Errors involving EPS contributed to 4% of incidents between January and March, including failures to clarify doses and failure to "write out abbreviations appropriately on the dispensing label", causing "confusion for patients", the National Pharmacy Association's (NPA) latest medication safety officer report revealed last month (April 27).
The NPA also highlighted incidents of pharmacists selecting the wrong patient with an EPS release 1 prescription, and EPS 2 scripts not being checked for medication changes.
It led the association to remind pharmacists not to rely on EPS systems to label items correctly. "This does not override your clinical check," the NPA said.
Incomplete medicine trays
Errors involving MDS continued to be “one of the most common types of errors”, accounting for 10% of all reported incidents last quarter, the NPA said.
These included “trays completely missing one of the prescribed drugs” – which resulted in one patient experiencing withdrawal effects – and the once-weekly medication alendronic acid being placed in the wrong daily compartment.
Fridge line errors “consistently” cited
Errors involving refrigerated medicines or "fridge lines" – “particularly insulin” – “consistently appear” in error reports sent to the NPA, it said.
Confusion between insulin products – for example, between the Humalog KwikPen and the Humulin M3 KwikPen, and between NovoMix and NovoRapid products – as well as failures to note additional fridge lines on bag labels, contributed to patients receiving no or incorrect medicines.
Increase in error reports
The overall number of error reports increased by 45% between January and March, compared to the previous three months, the NPA noted. The association claimed the increase is due to a rise in the use of its reporting tool, rather than an increase in the number of incidents.
“Wrong drug/medicine” and “wrong/unclear dose or strength” was cited in 24% and 25% of cases respectively, the NPA said.
Confusing thyroid drug levothyroxine with blood pressure medicine losartan was among the most common causes of the wrong drug being dispensed, while confusing gout treatment allopurinol and betablocker atenolol was cited in the report for the second time in a row.
"Work and environmental factors" were again cited as the most common causes of errors, contributing to "over" 40% of the incidents reported last quarter.
Child dispensed methadone
"Distractions in the pharmacy" contributed to a child being dispensed methadone instead of a reconstituted antibiotic, the NPA report revealed.
"No harm" was caused to patients in 72% of the error reports received, while "approximately" 8% caused a "low degree of harm to patients".

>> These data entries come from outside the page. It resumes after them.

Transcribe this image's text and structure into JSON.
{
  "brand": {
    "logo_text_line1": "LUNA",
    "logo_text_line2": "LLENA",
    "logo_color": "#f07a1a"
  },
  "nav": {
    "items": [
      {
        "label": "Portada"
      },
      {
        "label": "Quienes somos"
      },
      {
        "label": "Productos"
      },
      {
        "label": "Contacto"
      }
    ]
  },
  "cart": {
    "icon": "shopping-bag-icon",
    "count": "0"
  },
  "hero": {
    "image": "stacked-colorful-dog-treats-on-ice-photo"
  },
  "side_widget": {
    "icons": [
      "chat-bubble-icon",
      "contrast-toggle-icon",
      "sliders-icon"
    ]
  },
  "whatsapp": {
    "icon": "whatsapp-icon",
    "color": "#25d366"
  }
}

In her letter to all superintendents, NPA chief pharmacist Leyla Hannbeck said the association has produced a new “inhaler identification checker” as a result of “numerous reports” of the incorrect inhaler being selected.